In our last two summer weeks Amy and I traveled 3,600 miles across the Eastern Seaboard, most of it in her convertible, off the Interstate, top down. We followed our younger son and his drum and bugle corps to the world championships in Indianapolis. On that Saturday we passed by Charlottesville, blissfully unaware of all that was unfolding, and the fallout that still threatens the soul of our nation. After a whirlwind Saturday, unpacking and repacking for freshman orientation at Furman University, we deposited our “baby.” Empty nest, here we come ….
From the foothills of the Piedmont we headed north, through the Shenandoah Valley and into Alexandria, Va. It turned out to be serendipitous, visiting Mount Vernon and reflecting on the ways some of our presidents are remembered. Presidential historian David McCullough ended our museum tour with timely words: “Teaching the world to be great, one must be truly good.” Let that sink in.

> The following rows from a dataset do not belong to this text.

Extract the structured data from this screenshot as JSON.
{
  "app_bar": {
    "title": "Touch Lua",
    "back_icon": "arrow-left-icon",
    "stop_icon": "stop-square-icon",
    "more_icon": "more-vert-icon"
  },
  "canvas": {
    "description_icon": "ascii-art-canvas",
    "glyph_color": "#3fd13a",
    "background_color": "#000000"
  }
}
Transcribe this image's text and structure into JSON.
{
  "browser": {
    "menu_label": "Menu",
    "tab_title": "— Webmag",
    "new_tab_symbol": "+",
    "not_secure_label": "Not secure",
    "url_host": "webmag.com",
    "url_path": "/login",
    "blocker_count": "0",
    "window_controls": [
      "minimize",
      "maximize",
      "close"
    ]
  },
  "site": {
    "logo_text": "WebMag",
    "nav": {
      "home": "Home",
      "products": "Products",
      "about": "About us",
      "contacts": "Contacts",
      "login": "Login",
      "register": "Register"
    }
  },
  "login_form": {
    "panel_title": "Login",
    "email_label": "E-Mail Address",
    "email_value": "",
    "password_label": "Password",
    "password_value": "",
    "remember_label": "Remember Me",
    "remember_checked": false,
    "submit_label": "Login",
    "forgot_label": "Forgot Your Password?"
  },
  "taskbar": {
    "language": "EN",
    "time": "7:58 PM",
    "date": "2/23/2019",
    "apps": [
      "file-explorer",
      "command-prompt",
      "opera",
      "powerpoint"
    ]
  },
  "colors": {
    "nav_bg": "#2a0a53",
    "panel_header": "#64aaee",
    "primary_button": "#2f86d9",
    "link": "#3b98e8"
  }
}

Crossing the Potomac, we relaxed a few days in a little farm house on the bank of the Choptank River, but then it was Friday, and “Sunday’s [always] a comin’,” so we headed home, pedal to the metal. Taking in all the trinkety disgrace that all beaches have become, from Rehoboth in Delaware to Virginia Beach south of the Chesapeake Bay, we detoured through Danville, Va., before a last few Interstate miles.
It wasn’t as if we spent any time with the people on those rural routes, but just smelling the endless cornfields in their back yards, the rain rising on the long plains in front of us, feeling the humid air, tasting the salty winds, felt a little like a personal introduction. And personal pride always warms your heart: landscaped farms, manicured lawns, hanging baskets, decorative flags, bloom-kept window boxes. Beautiful land, beautiful homes, beautiful people.
We’ve heard so much about these good folks, recently, and how so many of them, the hard-working, heart-of-America types, have lost their jobs, and in their despair over that lost dream have turned to opioids to numb the pain, or to an unorthodox president offering another kind of drug. I get it — and I could get on board with it if only the hope he is pedaling was based in reality. It’s not.
Those jobs are not coming back.
I suspect there will be enough temporary gains to rally a few crowds, but I graduated from high school in a Southern mill town that boasted a half-dozen textile plants. Some of my classmates drove their new Camaro Z/28s to graduation because their chosen extracurricular had been the third shift — and for a high school senior with a new hotrod, the sky seems the limit. I think there is one functioning plant in that county now, however, and I understand it only takes maybe one employee per shift to flip the switches for the automated looms that produce more than an entire working class ever could — and which never calls in sick or comes in hungover or argues with the boss over time-and-a-half.
So you can imagine, if you care to be honest, how many textile jobs are coming back to Clinton, and who’s going to be driving all of America’s taxi cabs when Google finishes beta-testing its driverless cars (maybe even before the next election). And if you can continue looking reality in the eye, you don’t have to ask what business owner with any savvy will opt to pay benefits and argue over mileage rates, when they can just plug in the address and send a fleet of driverless big-rigs down the Interstate. We already pump our own gas and check ourselves out at the grocery store. Some fast food restaurants are farming out “Can I Take Your Order” to a call center half a world away, and hospitals are experimenting with the Pakistani surgeon who controls the robot that just did your open heart surgery.
Those jobs are not coming back.
We can stick our head in the sand if we want, cheer for the lie at all the campaign rallies — or we can start envisioning a new world which values people over productivity, the common good over common goods. Most of the robot movies these days are dystopian (they’re coming to destroy the world), and this much is true: they are coming (they’re actually already here), and they are going to take over much of what most of the world has always done.
But fear not. The machine that just took away your menial job also just freed you to be truly creative, loosed you from that prison of just making widgets, slaving just for money, and opened to you miles and miles and endless miles of beautiful possibility. Someone just needs to start envisioning those possibilities for us.
Hard truth is like the country road: it’ll take you longer to get there, but there’s no substitute for seeing the real thing.